The JR counter will fit on most bicycles without modification. Remove the wheel from the bicycle and slip the counter over the axle on the LEFT side. Put the wheel back on the bicycle with the counter between the fork and the wheel. Tighten the wheel securing nut or lever.
Counter mounted on bicycle.
CAUTION: IMPORTANT - DO NOT ATTEMPT TO ROTATE THE WHEEL OR RIDE THE BICYCLE UNTIL YOU HAVE CHECKED FOR PROPER CLEARANCE. YOU MAY DAMAGE THE COUNTER.
Wiggle the wheel back and forth just a little. If the large counter gear rubs against the fork the fit is not correct. This can be sometimes be corrected by installing a washer between the outer side of the counter and the inside of the fork. Try this. If free rotation without rubbing cannot be obtained, the counter cannot be used on your bicycle.
Check for clearances!
If there is interference between the small plastic gear and the spokes, install a washer between the inside of the counter and the adjusting nut on the wheel.

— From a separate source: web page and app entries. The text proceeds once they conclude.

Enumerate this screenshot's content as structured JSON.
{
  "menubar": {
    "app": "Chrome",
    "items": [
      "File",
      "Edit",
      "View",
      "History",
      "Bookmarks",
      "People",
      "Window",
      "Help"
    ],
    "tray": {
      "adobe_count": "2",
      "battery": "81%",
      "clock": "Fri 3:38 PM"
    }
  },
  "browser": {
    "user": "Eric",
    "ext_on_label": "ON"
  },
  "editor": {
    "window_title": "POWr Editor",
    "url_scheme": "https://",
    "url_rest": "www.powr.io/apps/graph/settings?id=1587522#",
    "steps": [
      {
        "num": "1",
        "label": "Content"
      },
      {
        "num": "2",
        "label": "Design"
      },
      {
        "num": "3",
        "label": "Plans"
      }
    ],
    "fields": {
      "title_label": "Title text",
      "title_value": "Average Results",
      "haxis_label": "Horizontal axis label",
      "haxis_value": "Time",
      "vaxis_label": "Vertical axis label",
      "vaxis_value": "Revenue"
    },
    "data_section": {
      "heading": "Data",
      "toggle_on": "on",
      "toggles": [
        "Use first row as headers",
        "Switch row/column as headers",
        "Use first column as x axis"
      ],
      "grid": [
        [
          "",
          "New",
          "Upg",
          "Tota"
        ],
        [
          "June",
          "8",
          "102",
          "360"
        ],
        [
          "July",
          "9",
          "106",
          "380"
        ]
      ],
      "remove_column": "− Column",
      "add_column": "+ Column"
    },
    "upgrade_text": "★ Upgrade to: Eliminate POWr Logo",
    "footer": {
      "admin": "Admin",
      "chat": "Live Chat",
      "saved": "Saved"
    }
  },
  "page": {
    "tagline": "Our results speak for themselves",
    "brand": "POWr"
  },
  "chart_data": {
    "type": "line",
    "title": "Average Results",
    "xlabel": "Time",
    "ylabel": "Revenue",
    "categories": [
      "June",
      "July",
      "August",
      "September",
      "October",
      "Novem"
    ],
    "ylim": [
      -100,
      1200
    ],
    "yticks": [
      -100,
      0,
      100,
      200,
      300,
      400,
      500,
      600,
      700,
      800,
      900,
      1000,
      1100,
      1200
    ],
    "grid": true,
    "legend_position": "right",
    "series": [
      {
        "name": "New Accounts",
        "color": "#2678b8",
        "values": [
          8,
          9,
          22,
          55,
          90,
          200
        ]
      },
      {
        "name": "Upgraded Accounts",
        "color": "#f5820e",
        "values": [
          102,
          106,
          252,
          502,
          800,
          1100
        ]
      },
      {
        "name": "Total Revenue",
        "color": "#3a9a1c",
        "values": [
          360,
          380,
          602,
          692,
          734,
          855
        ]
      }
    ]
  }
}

If you are unable to fit the counter to the bicycle using washers, it may not be possible to use the counter on the bike.
Again – before attempting to rotate the wheel, check for interference. If you do not do this you will damage the counter. We will not be responsible for damage due to improper installation.

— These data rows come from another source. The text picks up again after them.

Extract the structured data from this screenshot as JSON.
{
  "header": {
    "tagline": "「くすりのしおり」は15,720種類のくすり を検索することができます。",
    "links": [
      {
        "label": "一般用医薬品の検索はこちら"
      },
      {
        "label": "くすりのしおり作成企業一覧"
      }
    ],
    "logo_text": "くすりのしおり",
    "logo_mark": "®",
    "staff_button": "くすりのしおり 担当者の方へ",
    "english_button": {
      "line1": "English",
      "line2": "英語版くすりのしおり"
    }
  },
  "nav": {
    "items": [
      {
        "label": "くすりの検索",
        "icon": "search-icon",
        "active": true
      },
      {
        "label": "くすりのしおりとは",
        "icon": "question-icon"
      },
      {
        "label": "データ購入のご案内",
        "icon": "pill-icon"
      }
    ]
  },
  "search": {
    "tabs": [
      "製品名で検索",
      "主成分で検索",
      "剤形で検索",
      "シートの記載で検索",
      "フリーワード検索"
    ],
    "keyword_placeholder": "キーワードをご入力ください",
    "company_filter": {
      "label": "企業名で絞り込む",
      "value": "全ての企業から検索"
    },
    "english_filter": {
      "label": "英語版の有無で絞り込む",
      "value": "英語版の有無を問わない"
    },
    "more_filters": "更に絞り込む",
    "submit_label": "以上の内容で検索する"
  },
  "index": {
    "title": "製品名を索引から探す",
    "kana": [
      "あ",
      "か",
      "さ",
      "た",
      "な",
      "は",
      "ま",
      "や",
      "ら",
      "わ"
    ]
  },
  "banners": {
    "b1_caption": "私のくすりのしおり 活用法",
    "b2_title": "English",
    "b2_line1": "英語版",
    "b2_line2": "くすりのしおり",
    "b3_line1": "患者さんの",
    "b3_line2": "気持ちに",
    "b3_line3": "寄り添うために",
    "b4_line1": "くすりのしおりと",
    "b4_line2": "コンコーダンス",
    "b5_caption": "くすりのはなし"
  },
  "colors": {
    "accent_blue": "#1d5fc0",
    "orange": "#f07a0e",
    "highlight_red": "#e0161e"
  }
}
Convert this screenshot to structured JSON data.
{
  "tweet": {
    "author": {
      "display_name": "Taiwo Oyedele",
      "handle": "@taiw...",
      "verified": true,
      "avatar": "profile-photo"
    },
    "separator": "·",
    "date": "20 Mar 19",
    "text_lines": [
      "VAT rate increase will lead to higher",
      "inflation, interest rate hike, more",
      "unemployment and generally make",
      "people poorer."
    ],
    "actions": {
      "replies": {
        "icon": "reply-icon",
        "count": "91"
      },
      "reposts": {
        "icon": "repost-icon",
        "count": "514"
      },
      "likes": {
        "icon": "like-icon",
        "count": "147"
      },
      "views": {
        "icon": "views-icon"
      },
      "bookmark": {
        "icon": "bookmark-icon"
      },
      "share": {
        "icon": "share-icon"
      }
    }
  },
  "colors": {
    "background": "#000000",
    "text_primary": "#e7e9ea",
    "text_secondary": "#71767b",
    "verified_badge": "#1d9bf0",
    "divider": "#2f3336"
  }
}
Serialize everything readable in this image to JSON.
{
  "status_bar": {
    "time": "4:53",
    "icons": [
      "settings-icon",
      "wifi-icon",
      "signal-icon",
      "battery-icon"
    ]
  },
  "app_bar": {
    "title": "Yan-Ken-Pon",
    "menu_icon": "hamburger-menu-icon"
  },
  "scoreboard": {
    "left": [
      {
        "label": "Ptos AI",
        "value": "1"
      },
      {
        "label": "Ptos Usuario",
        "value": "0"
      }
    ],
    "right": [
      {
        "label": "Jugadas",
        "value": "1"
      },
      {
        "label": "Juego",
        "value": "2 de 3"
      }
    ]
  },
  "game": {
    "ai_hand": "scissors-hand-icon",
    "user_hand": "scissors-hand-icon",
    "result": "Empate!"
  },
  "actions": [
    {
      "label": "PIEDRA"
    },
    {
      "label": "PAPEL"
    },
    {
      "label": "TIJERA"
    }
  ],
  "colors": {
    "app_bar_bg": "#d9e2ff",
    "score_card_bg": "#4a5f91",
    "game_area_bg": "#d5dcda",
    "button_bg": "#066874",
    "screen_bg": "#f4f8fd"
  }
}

The Jones Counter, model JR, fits the majority of bikes with no modification. However, some bikes have front wheel geometry that makes installation difficult. In some cases, the drive tang (the little bent-over piece that is pushed by a spoke) gets bent or breaks off. This is usually caused by inattention during installation. When the counter is put on the bike, and the axle nut tightened, there must be some play, or shake, in the mechanism. If there is any binding at all, the unit must not be used until the binding is eliminated. If this is not done, the tang may be bent or broken.
We supply replacement chassis to fix bent chassis.
The manufacturer of the Veeder-Root counter used on the Jones counter recommends that rotation not exceed 500 rpm. In riding terms this amounts to about 15 mph or 25 km/hr. Many get away with riding faster, but forewarned is forearmed. Overspeed may cause damage to the working parts of the counter.